• _DATA IN THIS EXERCISE_:
══════════════════════════════

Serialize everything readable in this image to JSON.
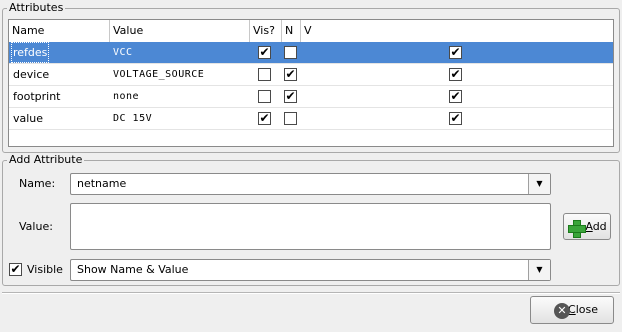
{
  "attributes_group": {
    "title": "Attributes",
    "columns": [
      "Name",
      "Value",
      "Vis?",
      "N",
      "V"
    ],
    "rows": [
      {
        "name": "refdes",
        "value": "VCC",
        "vis": "✔",
        "n": "",
        "v": "✔",
        "selected": true
      },
      {
        "name": "device",
        "value": "VOLTAGE_SOURCE",
        "vis": "",
        "n": "✔",
        "v": "✔",
        "selected": false
      },
      {
        "name": "footprint",
        "value": "none",
        "vis": "",
        "n": "✔",
        "v": "✔",
        "selected": false
      },
      {
        "name": "value",
        "value": "DC 15V",
        "vis": "✔",
        "n": "",
        "v": "✔",
        "selected": false
      }
    ]
  },
  "add_attribute": {
    "title": "Add Attribute",
    "name_label": "Name:",
    "name_value": "netname",
    "value_label": "Value:",
    "value_text": "",
    "add_button": {
      "underlined": "A",
      "rest": "dd"
    },
    "visible_checkbox": "✔",
    "visible_label": "Visible",
    "visibility_option": "Show Name & Value"
  },
  "close_button": {
    "underlined": "C",
    "rest": "lose"
  },
  "colors": {
    "selection": "#4c88d4",
    "add_icon": "#3aa53a"
  }
}
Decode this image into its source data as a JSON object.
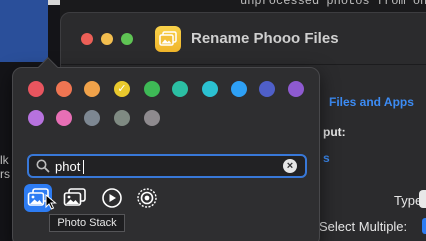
{
  "background": {
    "top_right_text": "unprocessed  photos  from  one",
    "sidebar_lines": [
      "lk",
      "rs"
    ]
  },
  "window": {
    "title": "Rename Phooo Files",
    "files_and_apps_label": "Files and Apps",
    "output_label": "put:",
    "s_label": "s",
    "type_label": "Type:",
    "select_multiple_label": "Select Multiple:"
  },
  "popover": {
    "colors": [
      "#e8555f",
      "#ef7552",
      "#f0a24a",
      "#e9c92d",
      "#3eb956",
      "#2bbfa3",
      "#2bc1d1",
      "#2ea0f5",
      "#4f5fc8",
      "#8e5ad0",
      "#b772de",
      "#e76fb5",
      "#7d8792",
      "#7f8a82",
      "#8e8a8e"
    ],
    "selected_color_index": 3,
    "selected_check": "✓",
    "search": {
      "value": "phot",
      "clear_label": "×"
    },
    "results": [
      {
        "name": "photo-stack-icon",
        "selected": true
      },
      {
        "name": "photo-icon",
        "selected": false
      },
      {
        "name": "play-circle-icon",
        "selected": false
      },
      {
        "name": "target-circle-icon",
        "selected": false
      }
    ],
    "tooltip": "Photo Stack"
  }
}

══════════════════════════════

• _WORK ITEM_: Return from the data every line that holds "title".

• _EXERCISE RESPONSE_:
    "title": "Attributes",
    "title": "Add Attribute",
    "title": "Rename Phooo Files",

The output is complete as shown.